AFP (Sep. 30, 2014) — The newly appointed head of the United Nations Mission for Ebola Emergency Response (UNMEER), Anthony Banbury, outlines operations to tackle the virus. Duration: 00:39 Video provided by AFP
Powered by NewsLook.com
CDC Confirms First Case of Ebola in US

CDC Confirms First Case of Ebola in US

AP (Sep. 30, 2014) — The CDC has confirmed the first diagnosed case of Ebola in the United States. The patient is being treated at a Dallas hospital after traveling earlier this month from Liberia. (Sept. 30) Video provided by AP
Powered by NewsLook.com
New Breast Cancer Drug Extends Lives In Clinical Trial

New Breast Cancer Drug Extends Lives In Clinical Trial

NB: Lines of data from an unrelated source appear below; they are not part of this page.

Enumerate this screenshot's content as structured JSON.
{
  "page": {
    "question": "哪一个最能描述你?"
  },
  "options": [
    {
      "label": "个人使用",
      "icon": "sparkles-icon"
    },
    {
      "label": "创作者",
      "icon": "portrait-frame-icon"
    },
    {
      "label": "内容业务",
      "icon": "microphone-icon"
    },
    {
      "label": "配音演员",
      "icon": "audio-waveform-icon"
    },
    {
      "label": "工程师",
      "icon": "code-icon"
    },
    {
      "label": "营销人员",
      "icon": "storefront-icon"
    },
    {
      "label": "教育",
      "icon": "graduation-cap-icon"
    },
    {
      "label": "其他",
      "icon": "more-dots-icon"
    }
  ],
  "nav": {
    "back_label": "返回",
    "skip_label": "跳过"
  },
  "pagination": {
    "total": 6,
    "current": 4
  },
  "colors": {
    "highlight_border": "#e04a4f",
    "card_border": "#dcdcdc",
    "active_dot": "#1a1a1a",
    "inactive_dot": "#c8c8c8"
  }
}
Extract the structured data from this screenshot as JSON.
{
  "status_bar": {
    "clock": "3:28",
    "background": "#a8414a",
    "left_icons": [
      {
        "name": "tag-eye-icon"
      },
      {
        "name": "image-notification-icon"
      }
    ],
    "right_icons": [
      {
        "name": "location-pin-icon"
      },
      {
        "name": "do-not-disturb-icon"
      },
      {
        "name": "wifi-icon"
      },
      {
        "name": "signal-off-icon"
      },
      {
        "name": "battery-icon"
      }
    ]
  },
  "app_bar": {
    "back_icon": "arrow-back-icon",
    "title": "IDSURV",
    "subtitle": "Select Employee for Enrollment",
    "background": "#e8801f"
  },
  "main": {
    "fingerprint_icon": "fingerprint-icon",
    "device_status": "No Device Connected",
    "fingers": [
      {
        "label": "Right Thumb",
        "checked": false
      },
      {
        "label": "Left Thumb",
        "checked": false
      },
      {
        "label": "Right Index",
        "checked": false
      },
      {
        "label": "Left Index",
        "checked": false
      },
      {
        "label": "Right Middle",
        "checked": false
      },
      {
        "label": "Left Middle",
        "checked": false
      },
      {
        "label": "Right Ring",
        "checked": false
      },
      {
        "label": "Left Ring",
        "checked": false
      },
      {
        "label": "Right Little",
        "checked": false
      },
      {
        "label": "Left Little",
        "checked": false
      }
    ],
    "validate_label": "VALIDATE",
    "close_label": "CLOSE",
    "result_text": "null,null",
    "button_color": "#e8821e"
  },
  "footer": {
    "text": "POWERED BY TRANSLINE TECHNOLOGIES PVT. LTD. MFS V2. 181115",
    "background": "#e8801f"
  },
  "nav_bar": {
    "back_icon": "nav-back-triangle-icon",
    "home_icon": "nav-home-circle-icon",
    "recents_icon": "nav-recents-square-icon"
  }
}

Newsy (Sep. 30, 2014) — In a clinical trial, breast cancer patients lived an average of 15 months longer when they received new drug Perjeta along with Herceptin. Video provided by Newsy
Powered by NewsLook.com

Search ScienceDaily

Number of stories in archives: 140,361

Find with keyword(s):
 
Enter a keyword or phrase to search ScienceDaily for related topics and research stories.

Save/Print:
Share:  

Breaking News:

Strange & Offbeat Stories

 

Health & Medicine

Mind & Brain

Living & Well

In Other News

... from NewsDaily.com

Science News

Health News

Environment News

Technology News



Save/Print:
Share:  

Free Subscriptions


Get the latest science news with ScienceDaily's free email newsletters, updated daily and weekly. Or view hourly updated newsfeeds in your RSS reader:

Get Social & Mobile


Keep up to date with the latest news from ScienceDaily via social networks and mobile apps:

Have Feedback?


Tell us what you think of ScienceDaily -- we welcome both positive and negative comments. Have any problems using the site? Questions?
Mobile iPhone Android Web
Follow Facebook Twitter Google+
Subscribe RSS Feeds Email Newsletters
Latest Headlines Health & Medicine Mind & Brain Space & Time Matter & Energy Computers & Math Plants & Animals Earth & Climate Fossils & Ruins